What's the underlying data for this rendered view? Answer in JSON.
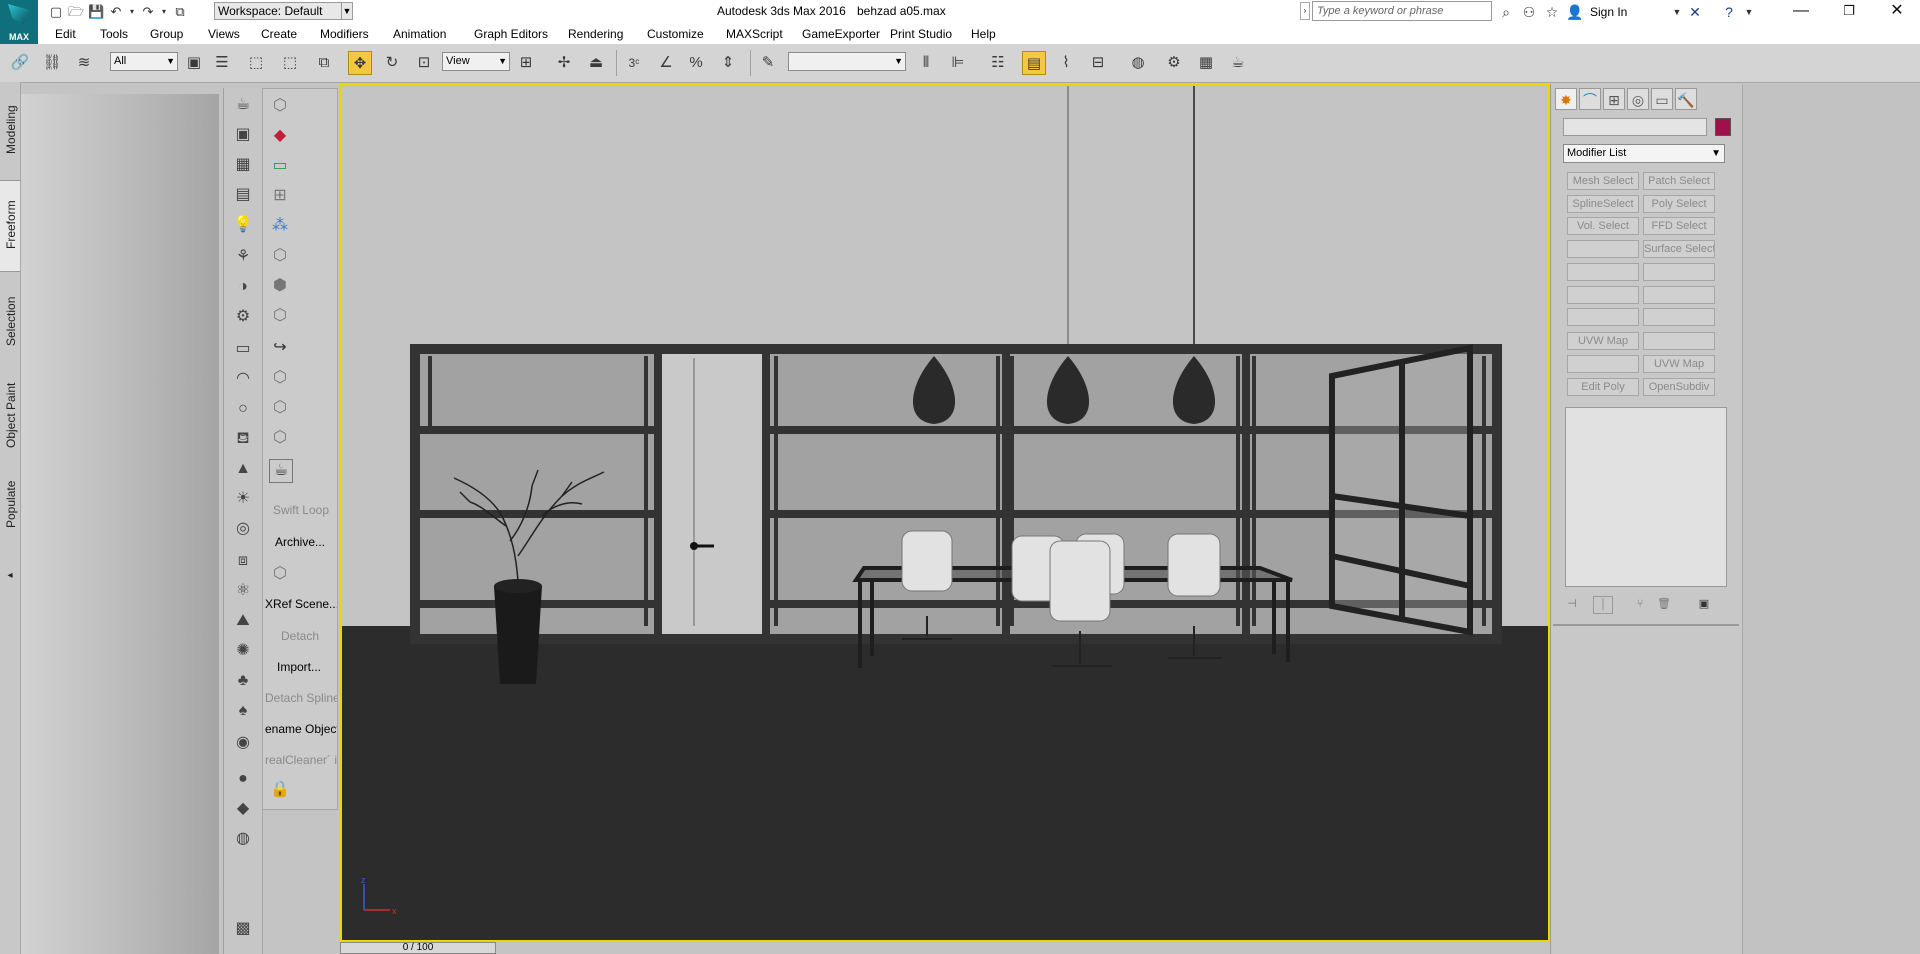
{
  "app": {
    "title": "Autodesk 3ds Max 2016",
    "file": "behzad a05.max",
    "logo_label": "MAX",
    "workspace": "Workspace: Default"
  },
  "search": {
    "placeholder": "Type a keyword or phrase"
  },
  "user": {
    "sign_in": "Sign In"
  },
  "menu": [
    "Edit",
    "Tools",
    "Group",
    "Views",
    "Create",
    "Modifiers",
    "Animation",
    "Graph Editors",
    "Rendering",
    "Customize",
    "MAXScript",
    "GameExporter",
    "Print Studio",
    "Help"
  ],
  "toolbar": {
    "selection_filter": "All",
    "ref_coord": "View",
    "snap_number": "3",
    "named_selection": ""
  },
  "ribbon_tabs": [
    "Modeling",
    "Freeform",
    "Selection",
    "Object Paint",
    "Populate"
  ],
  "ribbon_selected": "Freeform",
  "tool_labels": {
    "swift_loop": "Swift Loop",
    "archive": "Archive...",
    "xref_scene": "XRef Scene...",
    "detach": "Detach",
    "import": "Import...",
    "detach_spline": "Detach Spline",
    "rename_objects": "ename Objects",
    "real_cleaner": "realCleaner´ i"
  },
  "command_panel": {
    "modifier_list": "Modifier List",
    "buttons": [
      {
        "label": "Mesh Select"
      },
      {
        "label": "Patch Select"
      },
      {
        "label": "SplineSelect"
      },
      {
        "label": "Poly Select"
      },
      {
        "label": "Vol. Select"
      },
      {
        "label": "FFD Select"
      },
      {
        "label": ""
      },
      {
        "label": "Surface Select"
      },
      {
        "label": ""
      },
      {
        "label": ""
      },
      {
        "label": ""
      },
      {
        "label": ""
      },
      {
        "label": ""
      },
      {
        "label": ""
      },
      {
        "label": "UVW Map"
      },
      {
        "label": ""
      },
      {
        "label": ""
      },
      {
        "label": "UVW Map"
      },
      {
        "label": "Edit Poly"
      },
      {
        "label": "OpenSubdiv"
      }
    ]
  },
  "timeline": {
    "frame": "0 / 100"
  },
  "colors": {
    "viewport_border": "#f0d400",
    "active_tool": "#f5c842",
    "object_color": "#a0104a",
    "logo": "#0f6f7a"
  }
}
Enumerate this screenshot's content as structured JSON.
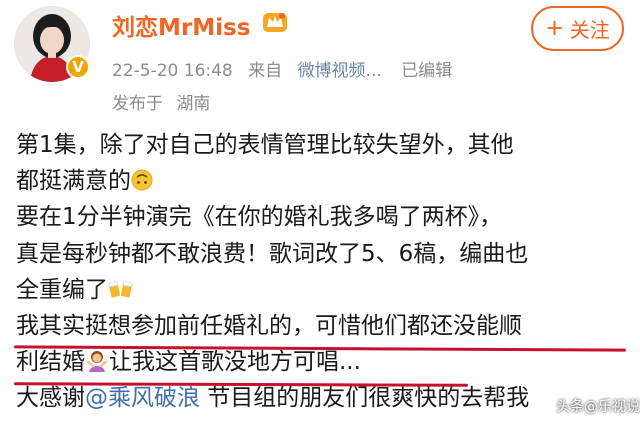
{
  "post": {
    "author": {
      "name": "刘恋MrMiss",
      "verified_badge": "V",
      "avatar_icon": "avatar-woman-red",
      "level_icon": "crown-icon"
    },
    "follow_button": {
      "plus": "+",
      "label": "关注"
    },
    "meta": {
      "timestamp": "22-5-20 16:48",
      "from_prefix": "来自",
      "source": "微博视频...",
      "edited": "已编辑"
    },
    "location": {
      "prefix": "发布于",
      "place": "湖南"
    },
    "content": {
      "line1": "第1集，除了对自己的表情管理比较失望外，其他",
      "line2": "都挺满意的",
      "line3": "要在1分半钟演完《在你的婚礼我多喝了两杯》，",
      "line4": "真是每秒钟都不敢浪费！歌词改了5、6稿，编曲也",
      "line5": "全重编了",
      "line6": "我其实挺想参加前任婚礼的，可惜他们都还没能顺",
      "line7a": "利结婚",
      "line7b": "让我这首歌没地方可唱...",
      "line8_prefix": "大感谢",
      "mention": "@乘风破浪",
      "line8_suffix": " 节目组的朋友们很爽快的去帮我"
    },
    "emoji_icons": [
      "upside-down-face-icon",
      "beer-cheers-icon",
      "person-gesturing-icon"
    ]
  },
  "watermark": {
    "text": "头条@乐视说"
  },
  "colors": {
    "brand": "#f26522",
    "mention": "#3d6fb0",
    "underline": "#c8102e",
    "meta": "#8c8c8c"
  }
}
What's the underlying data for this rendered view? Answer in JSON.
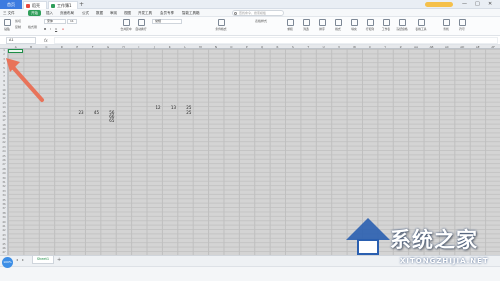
{
  "title_bar": {
    "home_tab": "首页",
    "tabs": [
      {
        "label": "稻壳",
        "icon": "docer-icon",
        "color": "#e8473f"
      },
      {
        "label": "工作簿1",
        "icon": "sheet-file-icon",
        "color": "#2f9e5a"
      }
    ],
    "new_tab": "+",
    "user_label": "",
    "window_controls": [
      "—",
      "□",
      "✕"
    ]
  },
  "menu": {
    "items": [
      "三 文件",
      "开始",
      "插入",
      "页面布局",
      "公式",
      "数据",
      "审阅",
      "视图",
      "开发工具",
      "会员专享",
      "智能工具箱"
    ],
    "active_index": 1,
    "search_placeholder": "查找命令、搜索模板"
  },
  "ribbon": {
    "font_name": "宋体",
    "font_size": "11",
    "buttons": [
      "粘贴",
      "剪切",
      "复制",
      "格式刷",
      "合并居中",
      "自动换行",
      "常规",
      "条件格式",
      "表格样式",
      "求和",
      "筛选",
      "排序",
      "格式",
      "填充",
      "行和列",
      "工作表",
      "冻结窗格",
      "表格工具",
      "查找",
      "符号"
    ]
  },
  "formula_bar": {
    "name_box": "A1",
    "fx": "fx",
    "value": ""
  },
  "grid": {
    "columns": [
      "A",
      "B",
      "C",
      "D",
      "E",
      "F",
      "G",
      "H",
      "I",
      "J",
      "K",
      "L",
      "M",
      "N",
      "O",
      "P",
      "Q",
      "R",
      "S",
      "T",
      "U",
      "V",
      "W",
      "X",
      "Y",
      "Z",
      "AA",
      "AB",
      "AC",
      "AD",
      "AE",
      "AF"
    ],
    "rows": [
      "1",
      "2",
      "3",
      "4",
      "5",
      "6",
      "7",
      "8",
      "9",
      "10",
      "11",
      "12",
      "13",
      "14",
      "15",
      "16",
      "17",
      "18",
      "19",
      "20",
      "21",
      "22",
      "23",
      "24",
      "25",
      "26",
      "27",
      "28",
      "29",
      "30",
      "31",
      "32",
      "33",
      "34",
      "35",
      "36",
      "37",
      "38",
      "39",
      "40",
      "41",
      "42",
      "43",
      "44",
      "45",
      "46",
      "47"
    ],
    "cells": [
      {
        "text": "23",
        "col": 4,
        "row": 15
      },
      {
        "text": "45",
        "col": 5,
        "row": 15
      },
      {
        "text": "56",
        "col": 6,
        "row": 15
      },
      {
        "text": "66",
        "col": 6,
        "row": 16
      },
      {
        "text": "65",
        "col": 6,
        "row": 17
      },
      {
        "text": "12",
        "col": 9,
        "row": 14
      },
      {
        "text": "13",
        "col": 10,
        "row": 14
      },
      {
        "text": "25",
        "col": 11,
        "row": 14
      },
      {
        "text": "25",
        "col": 11,
        "row": 15
      }
    ]
  },
  "sheet_bar": {
    "sheet_name": "Sheet1",
    "add": "+"
  },
  "status_bar": {
    "zoom_badge": "100%",
    "text": "",
    "zoom": ""
  },
  "watermark": {
    "brand": "系统之家",
    "url": "XITONGZHIJIA.NET"
  },
  "colors": {
    "accent_green": "#2f9e5a",
    "annotation_arrow": "#e8735a",
    "brand_blue": "#3d7be0"
  }
}
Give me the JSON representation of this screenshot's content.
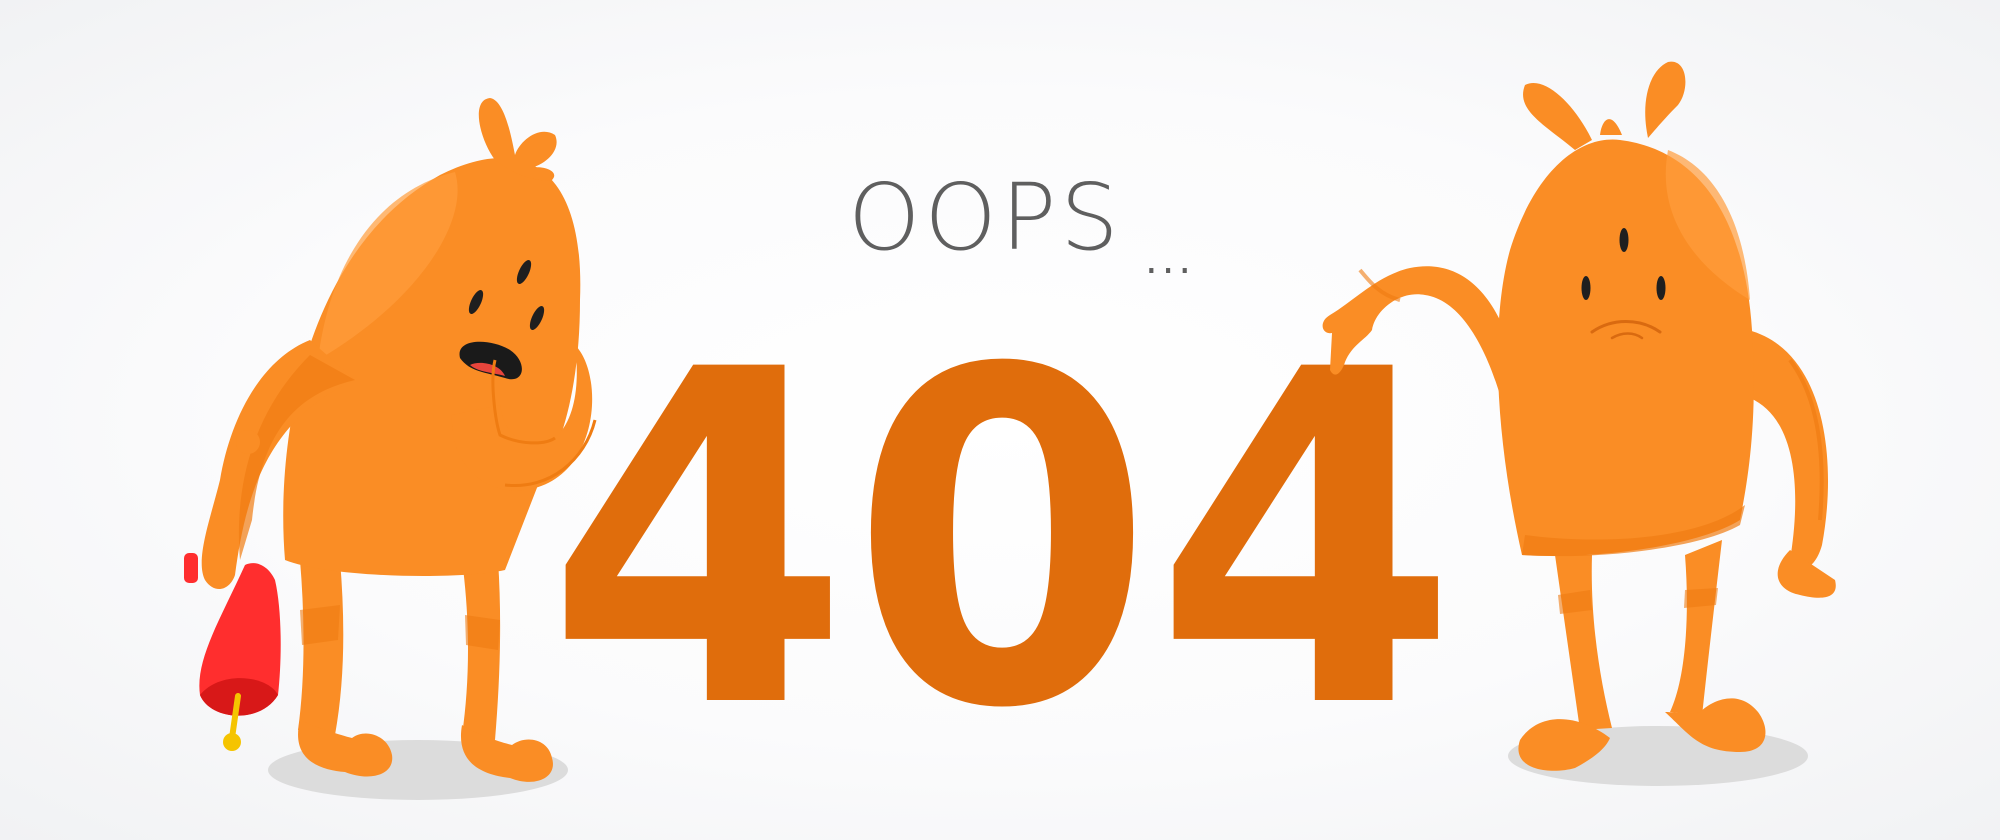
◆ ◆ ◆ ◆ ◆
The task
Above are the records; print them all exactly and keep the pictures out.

Your solution
What's the underlying data for this rendered view? Answer in JSON.
{
  "app": {
    "title": "Autodesk 3ds Max 2016",
    "file": "behzad a05.max",
    "logo_label": "MAX",
    "workspace": "Workspace: Default"
  },
  "search": {
    "placeholder": "Type a keyword or phrase"
  },
  "user": {
    "sign_in": "Sign In"
  },
  "menu": [
    "Edit",
    "Tools",
    "Group",
    "Views",
    "Create",
    "Modifiers",
    "Animation",
    "Graph Editors",
    "Rendering",
    "Customize",
    "MAXScript",
    "GameExporter",
    "Print Studio",
    "Help"
  ],
  "toolbar": {
    "selection_filter": "All",
    "ref_coord": "View",
    "snap_number": "3",
    "named_selection": ""
  },
  "ribbon_tabs": [
    "Modeling",
    "Freeform",
    "Selection",
    "Object Paint",
    "Populate"
  ],
  "ribbon_selected": "Freeform",
  "tool_labels": {
    "swift_loop": "Swift Loop",
    "archive": "Archive...",
    "xref_scene": "XRef Scene...",
    "detach": "Detach",
    "import": "Import...",
    "detach_spline": "Detach Spline",
    "rename_objects": "ename Objects",
    "real_cleaner": "realCleaner´ i"
  },
  "command_panel": {
    "modifier_list": "Modifier List",
    "buttons": [
      {
        "label": "Mesh Select"
      },
      {
        "label": "Patch Select"
      },
      {
        "label": "SplineSelect"
      },
      {
        "label": "Poly Select"
      },
      {
        "label": "Vol. Select"
      },
      {
        "label": "FFD Select"
      },
      {
        "label": ""
      },
      {
        "label": "Surface Select"
      },
      {
        "label": ""
      },
      {
        "label": ""
      },
      {
        "label": ""
      },
      {
        "label": ""
      },
      {
        "label": ""
      },
      {
        "label": ""
      },
      {
        "label": "UVW Map"
      },
      {
        "label": ""
      },
      {
        "label": ""
      },
      {
        "label": "UVW Map"
      },
      {
        "label": "Edit Poly"
      },
      {
        "label": "OpenSubdiv"
      }
    ]
  },
  "timeline": {
    "frame": "0 / 100"
  },
  "colors": {
    "viewport_border": "#f0d400",
    "active_tool": "#f5c842",
    "object_color": "#a0104a",
    "logo": "#0f6f7a"
  }
}
Enumerate this screenshot's content as structured JSON.
{
  "post": {
    "author": {
      "name": "刘恋MrMiss",
      "verified_badge": "V",
      "avatar_icon": "avatar-woman-red",
      "level_icon": "crown-icon"
    },
    "follow_button": {
      "plus": "+",
      "label": "关注"
    },
    "meta": {
      "timestamp": "22-5-20 16:48",
      "from_prefix": "来自",
      "source": "微博视频...",
      "edited": "已编辑"
    },
    "location": {
      "prefix": "发布于",
      "place": "湖南"
    },
    "content": {
      "line1": "第1集，除了对自己的表情管理比较失望外，其他",
      "line2": "都挺满意的",
      "line3": "要在1分半钟演完《在你的婚礼我多喝了两杯》，",
      "line4": "真是每秒钟都不敢浪费！歌词改了5、6稿，编曲也",
      "line5": "全重编了",
      "line6": "我其实挺想参加前任婚礼的，可惜他们都还没能顺",
      "line7a": "利结婚",
      "line7b": "让我这首歌没地方可唱...",
      "line8_prefix": "大感谢",
      "mention": "@乘风破浪",
      "line8_suffix": " 节目组的朋友们很爽快的去帮我"
    },
    "emoji_icons": [
      "upside-down-face-icon",
      "beer-cheers-icon",
      "person-gesturing-icon"
    ]
  },
  "watermark": {
    "text": "头条@乐视说"
  },
  "colors": {
    "brand": "#f26522",
    "mention": "#3d6fb0",
    "underline": "#c8102e",
    "meta": "#8c8c8c"
  }
}
What's the underlying data for this rendered view? Answer in JSON.
{
  "title_bar": {
    "home_tab": "首页",
    "tabs": [
      {
        "label": "稻壳",
        "icon": "docer-icon",
        "color": "#e8473f"
      },
      {
        "label": "工作簿1",
        "icon": "sheet-file-icon",
        "color": "#2f9e5a"
      }
    ],
    "new_tab": "+",
    "user_label": "",
    "window_controls": [
      "—",
      "□",
      "✕"
    ]
  },
  "menu": {
    "items": [
      "三 文件",
      "开始",
      "插入",
      "页面布局",
      "公式",
      "数据",
      "审阅",
      "视图",
      "开发工具",
      "会员专享",
      "智能工具箱"
    ],
    "active_index": 1,
    "search_placeholder": "查找命令、搜索模板"
  },
  "ribbon": {
    "font_name": "宋体",
    "font_size": "11",
    "buttons": [
      "粘贴",
      "剪切",
      "复制",
      "格式刷",
      "合并居中",
      "自动换行",
      "常规",
      "条件格式",
      "表格样式",
      "求和",
      "筛选",
      "排序",
      "格式",
      "填充",
      "行和列",
      "工作表",
      "冻结窗格",
      "表格工具",
      "查找",
      "符号"
    ]
  },
  "formula_bar": {
    "name_box": "A1",
    "fx": "fx",
    "value": ""
  },
  "grid": {
    "columns": [
      "A",
      "B",
      "C",
      "D",
      "E",
      "F",
      "G",
      "H",
      "I",
      "J",
      "K",
      "L",
      "M",
      "N",
      "O",
      "P",
      "Q",
      "R",
      "S",
      "T",
      "U",
      "V",
      "W",
      "X",
      "Y",
      "Z",
      "AA",
      "AB",
      "AC",
      "AD",
      "AE",
      "AF"
    ],
    "rows": [
      "1",
      "2",
      "3",
      "4",
      "5",
      "6",
      "7",
      "8",
      "9",
      "10",
      "11",
      "12",
      "13",
      "14",
      "15",
      "16",
      "17",
      "18",
      "19",
      "20",
      "21",
      "22",
      "23",
      "24",
      "25",
      "26",
      "27",
      "28",
      "29",
      "30",
      "31",
      "32",
      "33",
      "34",
      "35",
      "36",
      "37",
      "38",
      "39",
      "40",
      "41",
      "42",
      "43",
      "44",
      "45",
      "46",
      "47"
    ],
    "cells": [
      {
        "text": "23",
        "col": 4,
        "row": 15
      },
      {
        "text": "45",
        "col": 5,
        "row": 15
      },
      {
        "text": "56",
        "col": 6,
        "row": 15
      },
      {
        "text": "66",
        "col": 6,
        "row": 16
      },
      {
        "text": "65",
        "col": 6,
        "row": 17
      },
      {
        "text": "12",
        "col": 9,
        "row": 14
      },
      {
        "text": "13",
        "col": 10,
        "row": 14
      },
      {
        "text": "25",
        "col": 11,
        "row": 14
      },
      {
        "text": "25",
        "col": 11,
        "row": 15
      }
    ]
  },
  "sheet_bar": {
    "sheet_name": "Sheet1",
    "add": "+"
  },
  "status_bar": {
    "zoom_badge": "100%",
    "text": "",
    "zoom": ""
  },
  "watermark": {
    "brand": "系统之家",
    "url": "XITONGZHIJIA.NET"
  },
  "colors": {
    "accent_green": "#2f9e5a",
    "annotation_arrow": "#e8735a",
    "brand_blue": "#3d7be0"
  }
}
Give me the JSON representation of this screenshot's content.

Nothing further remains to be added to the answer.